*Exercise*: What is the number of lines in the data below that contain "title"? Answer with that number and no other words.
====== Records for the exercise
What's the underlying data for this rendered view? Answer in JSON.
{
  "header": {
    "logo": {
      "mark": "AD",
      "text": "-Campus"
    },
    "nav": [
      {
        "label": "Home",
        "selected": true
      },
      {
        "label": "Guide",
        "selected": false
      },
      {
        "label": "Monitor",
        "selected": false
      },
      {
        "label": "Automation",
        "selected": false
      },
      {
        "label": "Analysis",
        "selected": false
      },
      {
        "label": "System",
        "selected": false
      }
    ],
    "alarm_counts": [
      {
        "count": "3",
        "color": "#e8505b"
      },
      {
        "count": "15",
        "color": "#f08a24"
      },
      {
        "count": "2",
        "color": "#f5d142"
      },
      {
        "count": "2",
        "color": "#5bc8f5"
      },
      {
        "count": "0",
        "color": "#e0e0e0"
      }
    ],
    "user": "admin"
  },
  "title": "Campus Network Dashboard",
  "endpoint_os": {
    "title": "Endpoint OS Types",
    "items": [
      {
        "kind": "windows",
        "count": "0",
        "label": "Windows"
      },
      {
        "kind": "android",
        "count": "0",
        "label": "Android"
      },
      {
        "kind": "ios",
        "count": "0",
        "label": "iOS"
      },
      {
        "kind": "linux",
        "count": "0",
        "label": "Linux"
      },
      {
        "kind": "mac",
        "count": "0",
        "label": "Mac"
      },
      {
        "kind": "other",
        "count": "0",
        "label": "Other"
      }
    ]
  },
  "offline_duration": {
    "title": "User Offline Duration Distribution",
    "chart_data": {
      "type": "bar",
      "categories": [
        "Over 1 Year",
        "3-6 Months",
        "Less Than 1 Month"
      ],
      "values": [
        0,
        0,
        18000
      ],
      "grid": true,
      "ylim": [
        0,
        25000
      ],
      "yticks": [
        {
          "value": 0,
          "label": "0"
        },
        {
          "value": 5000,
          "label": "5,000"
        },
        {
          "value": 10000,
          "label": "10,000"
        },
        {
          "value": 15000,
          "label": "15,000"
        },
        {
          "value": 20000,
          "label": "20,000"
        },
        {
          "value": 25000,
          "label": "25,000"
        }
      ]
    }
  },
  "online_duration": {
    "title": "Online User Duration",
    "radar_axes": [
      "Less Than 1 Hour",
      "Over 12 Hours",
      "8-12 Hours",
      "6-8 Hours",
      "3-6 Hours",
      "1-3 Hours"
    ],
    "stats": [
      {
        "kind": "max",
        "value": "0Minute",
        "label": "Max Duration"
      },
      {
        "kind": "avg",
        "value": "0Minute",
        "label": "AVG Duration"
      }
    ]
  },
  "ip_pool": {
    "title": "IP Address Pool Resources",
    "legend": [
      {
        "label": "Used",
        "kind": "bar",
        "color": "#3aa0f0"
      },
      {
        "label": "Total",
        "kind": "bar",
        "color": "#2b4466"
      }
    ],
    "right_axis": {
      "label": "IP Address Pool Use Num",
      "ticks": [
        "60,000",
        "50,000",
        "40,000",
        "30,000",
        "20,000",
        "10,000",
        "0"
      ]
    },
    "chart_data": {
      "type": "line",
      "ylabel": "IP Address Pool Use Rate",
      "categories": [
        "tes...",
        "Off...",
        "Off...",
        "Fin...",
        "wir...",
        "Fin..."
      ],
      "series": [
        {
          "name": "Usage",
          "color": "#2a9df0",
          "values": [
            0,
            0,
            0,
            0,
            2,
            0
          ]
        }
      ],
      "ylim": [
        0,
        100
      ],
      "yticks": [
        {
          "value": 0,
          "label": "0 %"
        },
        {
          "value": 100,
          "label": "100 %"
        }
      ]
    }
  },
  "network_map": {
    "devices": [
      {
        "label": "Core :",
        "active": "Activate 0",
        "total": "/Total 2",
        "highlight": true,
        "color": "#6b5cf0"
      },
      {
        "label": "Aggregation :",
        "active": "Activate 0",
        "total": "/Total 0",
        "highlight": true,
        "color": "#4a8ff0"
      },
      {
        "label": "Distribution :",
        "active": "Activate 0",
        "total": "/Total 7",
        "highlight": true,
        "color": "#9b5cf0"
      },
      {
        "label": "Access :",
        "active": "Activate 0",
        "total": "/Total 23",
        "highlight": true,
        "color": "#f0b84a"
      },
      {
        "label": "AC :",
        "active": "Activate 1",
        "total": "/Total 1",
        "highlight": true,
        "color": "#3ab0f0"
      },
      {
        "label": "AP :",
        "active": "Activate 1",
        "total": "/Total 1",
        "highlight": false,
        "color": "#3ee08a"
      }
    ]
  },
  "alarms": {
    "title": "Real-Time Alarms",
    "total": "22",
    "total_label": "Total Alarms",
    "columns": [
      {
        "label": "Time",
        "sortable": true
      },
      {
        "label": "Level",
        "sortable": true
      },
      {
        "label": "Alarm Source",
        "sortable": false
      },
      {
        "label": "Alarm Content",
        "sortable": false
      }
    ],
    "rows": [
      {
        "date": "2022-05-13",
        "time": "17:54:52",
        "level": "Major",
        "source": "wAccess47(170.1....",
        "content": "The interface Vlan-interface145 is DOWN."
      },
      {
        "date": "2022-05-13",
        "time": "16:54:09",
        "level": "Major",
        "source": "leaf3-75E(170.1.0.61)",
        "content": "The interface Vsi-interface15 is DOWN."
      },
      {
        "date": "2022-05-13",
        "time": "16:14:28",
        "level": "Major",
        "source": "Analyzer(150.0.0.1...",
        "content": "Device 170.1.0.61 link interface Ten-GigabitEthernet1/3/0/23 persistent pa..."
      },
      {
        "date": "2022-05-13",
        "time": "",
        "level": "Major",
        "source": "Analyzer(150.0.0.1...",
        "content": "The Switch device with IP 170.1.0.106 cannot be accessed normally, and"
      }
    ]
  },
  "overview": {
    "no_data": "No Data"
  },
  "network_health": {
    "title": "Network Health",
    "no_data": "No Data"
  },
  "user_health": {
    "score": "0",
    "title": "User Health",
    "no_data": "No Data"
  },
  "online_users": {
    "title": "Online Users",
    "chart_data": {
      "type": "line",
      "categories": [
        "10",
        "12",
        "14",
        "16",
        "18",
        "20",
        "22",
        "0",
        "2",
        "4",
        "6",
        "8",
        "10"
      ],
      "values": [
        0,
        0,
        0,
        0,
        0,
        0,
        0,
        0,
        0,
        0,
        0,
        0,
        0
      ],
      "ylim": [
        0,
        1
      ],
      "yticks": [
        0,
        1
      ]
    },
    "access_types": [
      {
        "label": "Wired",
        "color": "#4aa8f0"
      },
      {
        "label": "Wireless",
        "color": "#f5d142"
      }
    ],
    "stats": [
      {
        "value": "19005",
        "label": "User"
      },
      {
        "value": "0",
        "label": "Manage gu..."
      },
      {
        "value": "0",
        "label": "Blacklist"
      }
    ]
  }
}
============
*Written reply*: 9